The new CD by the Brooks Prumo Orchestra, THIS YEAR’S KISSES, is wonderfully groovy, rather like the thing you can’t stay away from, Bert Lahr’s single Lay’s potato chip. (You can look that up on YouTube. I’ll wait.) By the way, I loved the BPO’s first CD, PASS THE BOUNCE (2017): read about it here.
Here‘s the Bandcamp link for KISSES, where you can see the personnel, the song titles, hear a sample, download, or purchase this CD.
The description reads: The Brooks Prumo Orchestra was made for dancing. Featuring brand new arrangements of long-lost big band tunes, original compositions, and crowd favorites, the Brooks Prumo Orchestra aims to embody a big band dance orchestra of the Swing era.
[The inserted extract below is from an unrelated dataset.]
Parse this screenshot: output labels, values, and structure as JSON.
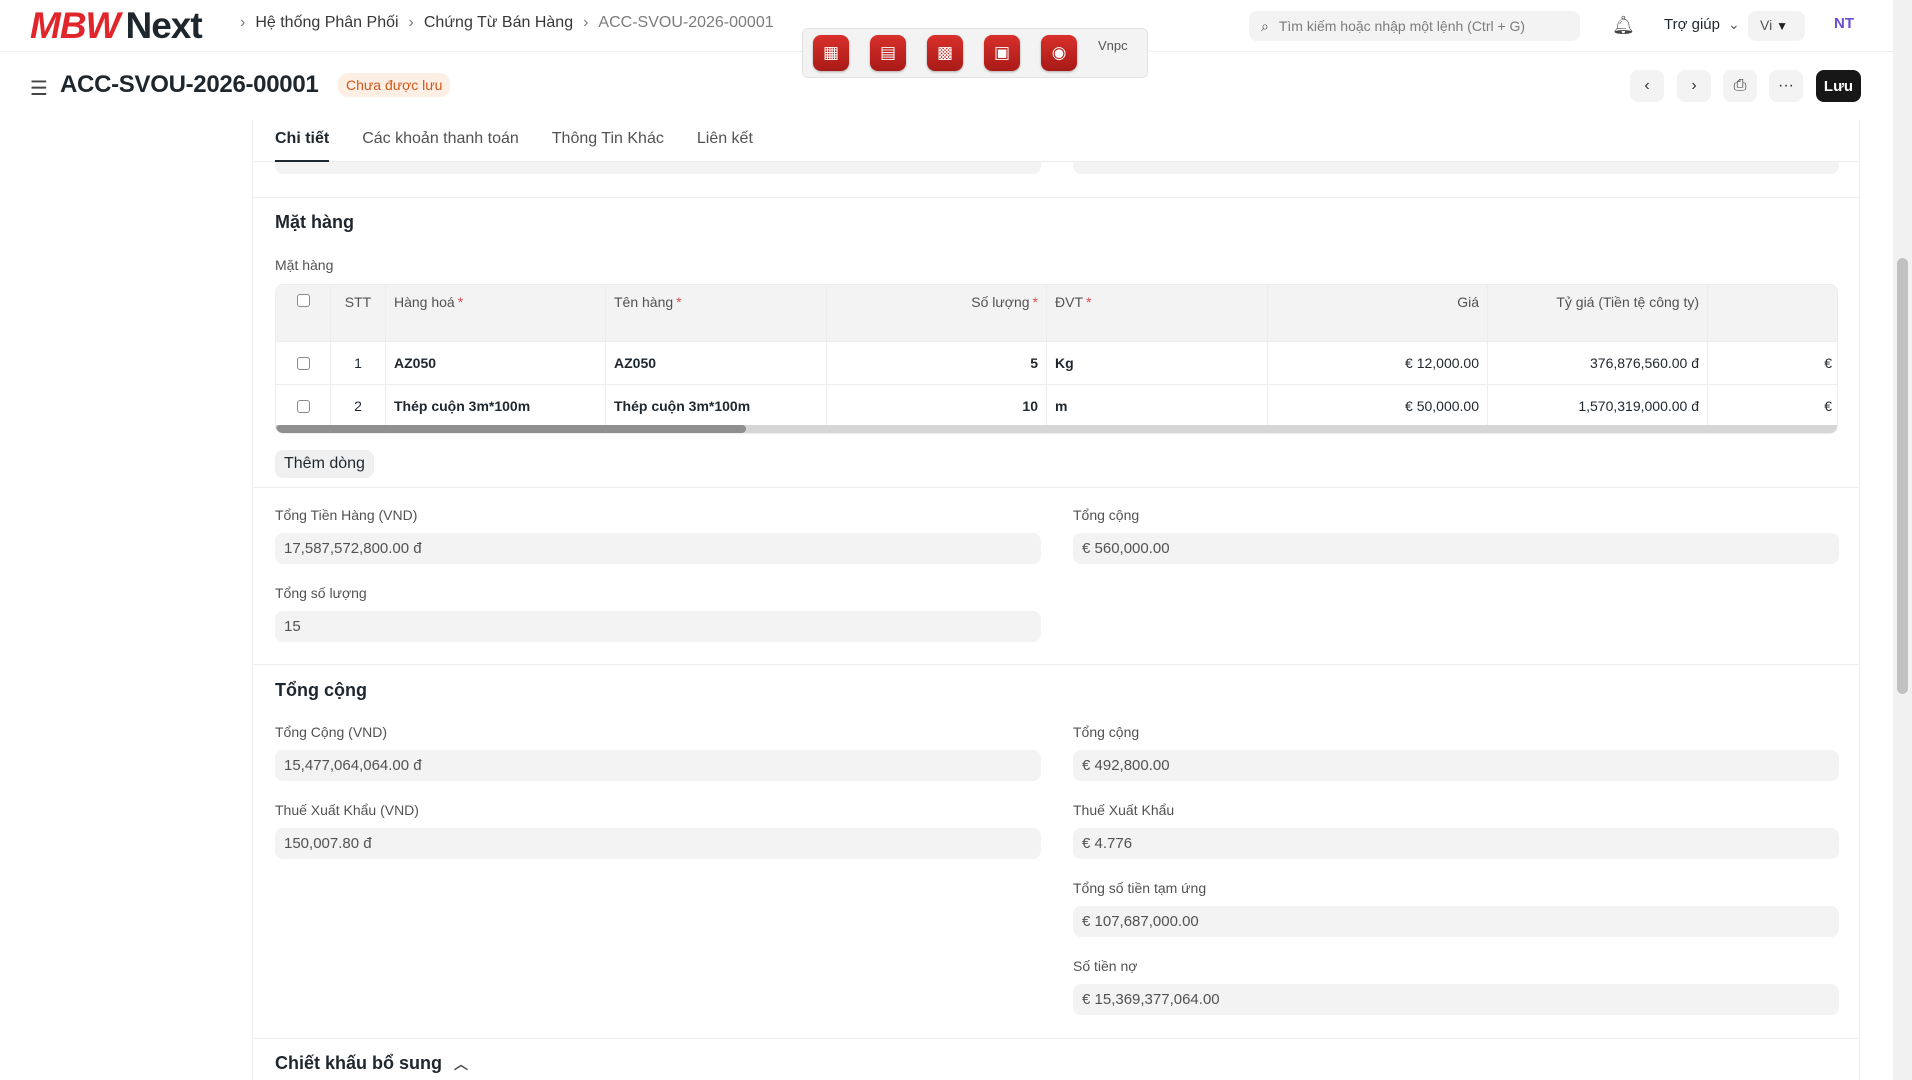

Filled with world-class musicians, the band will evoke thoughts of Count Basie, Earl Hines, Andy Kirk, and Billie Holiday.
The noble members of the BPO are Alice Spencer, vocals*; Mark Gonzales, trombone; Jonathan Doyle, tenor saxophone, clarinet; Lauryn Gould, alto saxophone; David Jellema, cornet; Oliver Steck, cornet; Hal Smith, drums; Ryan Gould, string bass; Kris Tokarski, piano; Brooks Prumo, guitar.
And the delicious repertoire is CASTLE ROCK / SOMEBODY LOVES ME* / ‘T’AIN’T LIKE THAT / PEEK-A-BOO / THIS YEAR’S KISSES* / JO-JO / DON’T BE THAT WAY / ARMFUL O’ SWEETNESS* / OUT OF NOWHERE / THE THEME / WHAT’S YOUR NAME?* / BLUE LESTER / BROADWAY / I’M THRU WITH LOVE* / JEEP’S BLUES.
Those who know will see splendid associations: Al Sears, Johnny Hodges, Rex Stewart, Count Basie, Karl George, Billie Holiday, Joe Bushkin, Jo Jones, Lester Young, Buck Clayton, Alex Hill, Fats Waller, Henry “Red” Allen, Dexter Gordon, Nat Cole.
Happily, the CD is very forgiving of the dance-challenged: it allows me to sit in my chair, listen, and beam. And to give you an idea of the intense attraction I had for this CD on my first hearing I thought, “I want this CD!” and then calmed down enough to think, “You already have it.”
Listening to it again and again, I envisioned the eleven members of this orchestra as a kind of M.C. Escher drawing, people swimming blissfully in two divergent streams at once. One could be labeled NOW, which means that the musicians here sound like themselves — and their voices are so individualistic — but they are also having a high old time splashing around in THEN, so that many of the performances have a tender connection to past recorded performances. But there is no conscious attempt (use your Steve Martin voice) to say, “Hey! Let’s Get OLD!” — no archival stiffness. And the familiar material, say SOMEBODY, BROADWAY, NOWHERE, is delightfully enlivened by the band’s passionate immersion in not only the notes but the emotions.
The rhythm section is fine-tuned, flexible and resourceful, four individuals playing as one; the solos are memorable; the ensemble work is both loose and graciously cohesive. This is a band, and even if there isn’t the official BPO band bus for the one-nighters, you can hear their pleasure in working together, easy and intense.
And a few lines, once again, for the miracle of nature known as Alice Spencer, who takes familiar music and makes it fresh, who makes songs associated with Billie Holiday for decades into her own without warping their intent, who can be perky or melancholy with utter conviction. She is full of surprises — many singers telegraph what they are going to do in the next four bars, but she doesn’t — although her surprises always seem like the right thing once they have landed. I won’t compare her to other singers: rather, she has an aura like a great film actress, comfortable in many roles. Think Joan Blondell or Jean Arthur, and you have some idea of her great personal appeal.
This CD is a great gift. It’s music for dancers, music for those of us who know the originals, music for people who need joy in their lives. THIS YEAR’S KISSES is like sunshine breaking through: a consistent delight, much appreciated. Now, if you’ll excuse me, I need to listen to it again.
May your happiness increase!